The characters are strong and deep, full of inner turmoil and conflict, leading the reader to care about them. The plot thickens considerably and turns often, giving a wild fantasy ride. That said, I needed just a tad bit more reality to hold on to. The emotions of the characters held me in, but a little more grounding would have made me happier. Although, the reanimated bits of flesh crawling around and teaming up in various forms of ghoulishness was fun and sweetly dark to me.
Allen has a talent for the descriptive, and an imagination that is downright scary. Of course, to him, that's a compliment.
The Black Fire Concerto shone in its world-building. It's a post-apocalyptic United States, which due to a calamity called The Storms has been altered to be almost unrecognisable. In this new reality magic seems to have returned to the world, along with an infestation of ghouls and the creation of new, changed peoples, plants, and wildlife. The magic in the book is interesting as there is an almost evil connotation to it, not just in the way the villains of the book use it, but even in the way it affects Olyssa and Erzelle. I also really liked how Olyssa and Erzelle accessed the magical force through music. The newly made species of the vulpines was well thought-out, they were my favourite part of the book--well, together with the magic flying horses. Allen really builds a believable culture for them and I really enjoyed the time we spent with them. I wasn't a fan of the ghouls, as explained above, and the various necromantic machines constructed from body parts. They were creepy and some of the descriptions Allen gave of them are more horror than fantasy and I really didn't like them, though that is obviously a quite personal thing. They were quite well-written and I could see people who like horror really appreciating them.

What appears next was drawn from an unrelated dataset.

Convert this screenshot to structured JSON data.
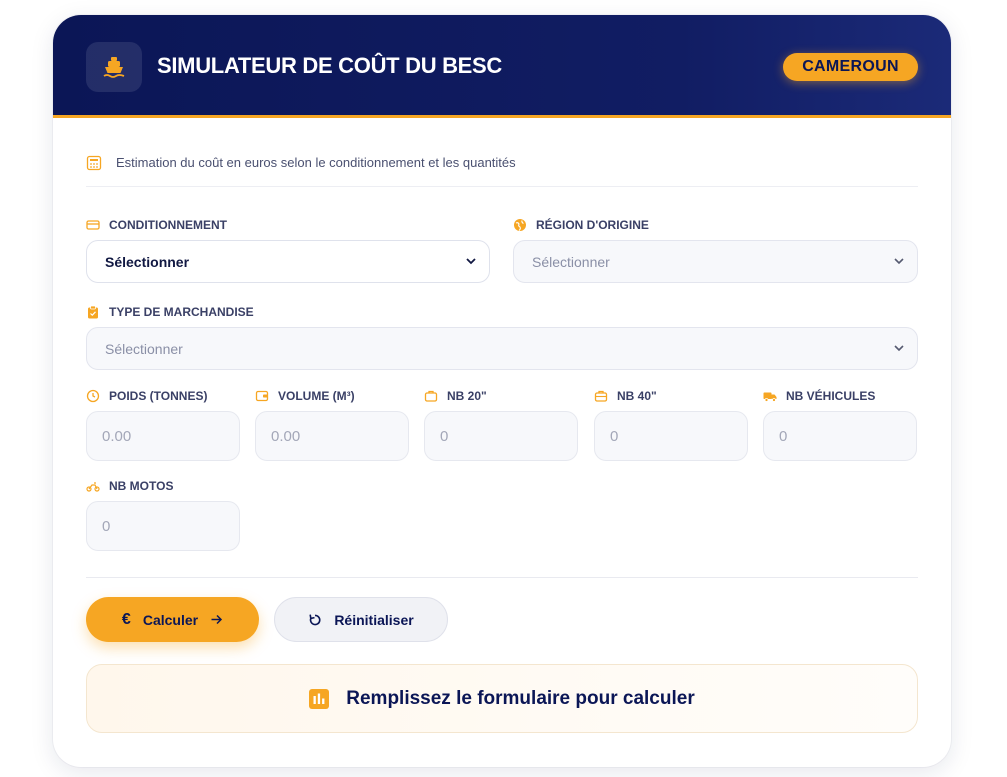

I liked the development of Olyssa's character and the relationship with her sister, but I would have liked to learn more about Erzelle's family. We learn relatively little about her background, just that her mother was a musician, her father an accountant and that they flew out of Minnepaul in a jet. Then again the lack of a background might be the point, seeing how young she was when she got stuck on the Red Empress. Her lack of knowledge leaves an opening to explain a lot of the world's building blocks to both her and the reader, but at the same time makes her decisiveness and practicality a little unbelievable, especially at her age. Erzelle is twelve, at least she thinks she is, but she doesn't come across as such at all. Olyssa, on the other hand, is very much developed. We learn her history, how she's come to be on her quest - both through what she tells Erzelle and the memories she shares with her - and while at times she seemed a little over-secretive, we do learn a lot about her emotions, especially in the last part of the book. I found the dynamics of the relationship between the sisters quite powerful and Olyssa's difficulty in coming to terms with what has become of her sister and dealing with the consequences felt quite genuine.

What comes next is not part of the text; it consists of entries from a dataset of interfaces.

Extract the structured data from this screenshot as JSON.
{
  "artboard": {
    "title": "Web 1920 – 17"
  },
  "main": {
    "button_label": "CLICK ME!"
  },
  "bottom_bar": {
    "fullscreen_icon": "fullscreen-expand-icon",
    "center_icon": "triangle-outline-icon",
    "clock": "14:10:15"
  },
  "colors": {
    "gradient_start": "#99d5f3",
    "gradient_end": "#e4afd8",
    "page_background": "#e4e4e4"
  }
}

The Black Fire Concerto was a well-written book, though clearly more episodic in nature than a continuous narrative. The overarching storyline, that of Olyssa's search for her sister and the need to stop the ghouls, is very much resolved by the end of it - and in a satisfying manner - while still leaving plenty of room for Allen to return to this world and these characters for further stories. While I liked the book and definitely saw its merits, in the end the ghoul action put me off quite a bit and made it hard to read at times. Allen shows himself a skilful writer and I'd love to read more of his work, but in a different setting. However, if you enjoy dark fantasy and zombie-esque monsters, The Black Fire Concerto will be right in your wheelhouse and this slim novel might prove an unexpected delight for you.
The book was provided for review by the author.